“The real thing that’s driving us to speak out is the medical examiner told us that five to six fentanyl deaths happen a day in Allegheny County, and if you extrapolate that out for 20 weeks, that’s another 700 people who will die before we get our daughter’s toxicology report. That’s more deaths. That’s more drug dealers on the street. That’s more police officers work. It’s just ridiculous. What takes 20 weeks? It’s lost time,” said Matt, who argued this delay could be a matter of life and death.
The Allegheny County medical examiner, Dr. Karl Williams, sent us a statement explaining that 20 weeks is the exception.
"It all depends on the complexity of the individual case. If the tox (toxicology test) is negative, it comes back very quickly – obviously. If there are multiple drugs, including some that we cannot test but know are present, then those cases have to be sent out to a reference lab.
The office is also compromised by the mandated limited staffing due to COVID. A lot of the casework can be completed off-site – dotting the I’s and crossing the T’s, but we are always more efficient full-staffed and in-house.
So yes, turnaround time is not what I desire, although I must say that 20 weeks is an outlier."
Former Allegheny County coroner, Dr. Cyril Wecht, still does autopsies for several counties in western Pennsylvania, including Westmoreland, where he has a medical office.
Wecht told Target 11 that he sends his toxicology tests to a lab in the eastern part of Pennsylvania, and he said it doesn’t take too long to get them back.
“Many of them come back within two weeks, but certainly within three weeks and never more than a month before we have the results back,” Wecht said.
He expressed surprise about the timetable in Allegheny County, especially since the county has a state-of-the-art lab in the Strip District.
“I can’t tell you why. Maybe they need more personnel. Maybe they need more equipment,” Wecht said.
“I’ve heard from families over the years where these have taken much longer than any family would expect,” Allegheny County Controller Chelsa Wagner said.
Wagner told Target 11 that the county purchased a special high-tech machine two years ago to do toxicology tests.
“My question would be if that is not the able to handle it, are we short of staff or what really is the holdup? I think it raises a lot of questions, but No. 1, there has to be fair and open communication,” Wagner said.
She suggested that the medical examiner’s office needs to fully explain the reason for the delay to family members. If the delays are COVID-19-related, Wagner said the medical examiner may be eligible for federal funding.
“If that department is not getting what it needs to be able to give these families, fair enough, timely answers then we need to understand why,” Wagner said.
As for Sherry Jo Matt and her husband, they just want to expedite the process, so no other family has to wait like they’ve had to.

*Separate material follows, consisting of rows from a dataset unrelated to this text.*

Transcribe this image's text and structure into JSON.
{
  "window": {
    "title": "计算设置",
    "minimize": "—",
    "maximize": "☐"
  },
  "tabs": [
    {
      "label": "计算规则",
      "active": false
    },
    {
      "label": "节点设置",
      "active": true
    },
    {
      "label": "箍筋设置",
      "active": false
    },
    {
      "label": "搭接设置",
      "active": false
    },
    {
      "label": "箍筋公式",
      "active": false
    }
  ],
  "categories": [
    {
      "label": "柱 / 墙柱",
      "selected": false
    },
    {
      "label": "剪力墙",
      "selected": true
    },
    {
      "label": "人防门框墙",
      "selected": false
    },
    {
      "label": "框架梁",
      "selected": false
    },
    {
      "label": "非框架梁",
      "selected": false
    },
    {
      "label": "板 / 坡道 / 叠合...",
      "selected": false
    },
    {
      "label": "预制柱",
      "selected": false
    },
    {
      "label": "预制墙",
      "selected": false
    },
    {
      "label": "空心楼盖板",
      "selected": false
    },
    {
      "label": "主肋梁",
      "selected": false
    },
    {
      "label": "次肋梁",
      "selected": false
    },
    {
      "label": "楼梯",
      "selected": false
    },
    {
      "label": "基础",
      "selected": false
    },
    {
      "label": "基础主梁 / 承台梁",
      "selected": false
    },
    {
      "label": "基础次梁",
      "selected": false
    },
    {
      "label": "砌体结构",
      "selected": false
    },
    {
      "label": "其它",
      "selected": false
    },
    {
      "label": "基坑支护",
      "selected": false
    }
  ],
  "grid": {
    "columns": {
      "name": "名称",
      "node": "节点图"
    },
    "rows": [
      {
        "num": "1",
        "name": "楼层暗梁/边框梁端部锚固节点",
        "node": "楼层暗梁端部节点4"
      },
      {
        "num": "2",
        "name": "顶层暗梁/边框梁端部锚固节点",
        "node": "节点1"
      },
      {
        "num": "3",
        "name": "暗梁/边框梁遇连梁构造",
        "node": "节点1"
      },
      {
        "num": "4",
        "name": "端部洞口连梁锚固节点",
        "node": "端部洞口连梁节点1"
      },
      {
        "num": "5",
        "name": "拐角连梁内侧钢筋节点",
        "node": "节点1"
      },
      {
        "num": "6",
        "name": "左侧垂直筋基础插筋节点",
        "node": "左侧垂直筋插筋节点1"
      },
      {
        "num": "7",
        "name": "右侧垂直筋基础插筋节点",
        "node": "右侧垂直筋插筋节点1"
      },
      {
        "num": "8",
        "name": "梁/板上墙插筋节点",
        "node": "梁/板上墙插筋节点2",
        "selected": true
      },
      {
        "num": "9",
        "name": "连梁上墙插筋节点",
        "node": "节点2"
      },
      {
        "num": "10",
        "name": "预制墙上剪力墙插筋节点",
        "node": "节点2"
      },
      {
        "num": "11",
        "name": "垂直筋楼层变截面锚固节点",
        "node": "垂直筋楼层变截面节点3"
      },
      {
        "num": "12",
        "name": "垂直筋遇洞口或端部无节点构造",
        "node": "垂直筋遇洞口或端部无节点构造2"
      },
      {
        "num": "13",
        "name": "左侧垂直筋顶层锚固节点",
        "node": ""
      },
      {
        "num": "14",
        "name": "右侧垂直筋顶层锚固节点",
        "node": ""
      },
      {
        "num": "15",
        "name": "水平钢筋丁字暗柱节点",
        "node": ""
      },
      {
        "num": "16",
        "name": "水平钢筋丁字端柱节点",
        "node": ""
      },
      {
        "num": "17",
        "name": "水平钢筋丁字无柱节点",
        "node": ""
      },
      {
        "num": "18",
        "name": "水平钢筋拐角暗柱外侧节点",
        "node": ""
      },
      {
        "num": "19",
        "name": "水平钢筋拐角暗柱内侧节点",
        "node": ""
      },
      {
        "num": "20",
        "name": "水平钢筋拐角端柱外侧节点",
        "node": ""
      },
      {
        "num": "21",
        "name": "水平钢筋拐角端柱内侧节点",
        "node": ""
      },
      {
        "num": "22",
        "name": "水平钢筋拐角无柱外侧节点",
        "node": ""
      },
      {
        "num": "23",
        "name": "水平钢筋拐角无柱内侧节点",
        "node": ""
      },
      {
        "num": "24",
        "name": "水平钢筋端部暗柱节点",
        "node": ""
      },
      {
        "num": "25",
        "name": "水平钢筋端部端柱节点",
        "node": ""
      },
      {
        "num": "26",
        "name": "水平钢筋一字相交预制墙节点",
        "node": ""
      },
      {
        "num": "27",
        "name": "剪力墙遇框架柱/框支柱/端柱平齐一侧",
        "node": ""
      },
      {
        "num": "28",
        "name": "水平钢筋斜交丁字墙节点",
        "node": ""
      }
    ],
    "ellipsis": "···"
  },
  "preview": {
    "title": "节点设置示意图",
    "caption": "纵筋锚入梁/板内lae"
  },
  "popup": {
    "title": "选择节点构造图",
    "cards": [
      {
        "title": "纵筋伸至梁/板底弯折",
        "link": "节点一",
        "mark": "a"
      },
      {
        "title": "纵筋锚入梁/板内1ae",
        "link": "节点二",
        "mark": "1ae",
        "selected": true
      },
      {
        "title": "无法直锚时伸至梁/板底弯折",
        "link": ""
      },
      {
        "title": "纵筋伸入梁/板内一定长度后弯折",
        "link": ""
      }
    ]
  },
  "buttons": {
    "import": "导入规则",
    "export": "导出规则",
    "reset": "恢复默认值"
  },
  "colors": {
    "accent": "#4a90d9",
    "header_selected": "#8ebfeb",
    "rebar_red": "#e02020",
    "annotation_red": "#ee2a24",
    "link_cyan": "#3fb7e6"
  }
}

“We’re not here to point fingers at the medical examiner’s office. This is really to try find (and) out what is the choke point? What can we do to help, you know? So this is really from our perspective we’re doing this in a positive light to try to, you know, fix whatever problem is going forward,” Tom Bott said.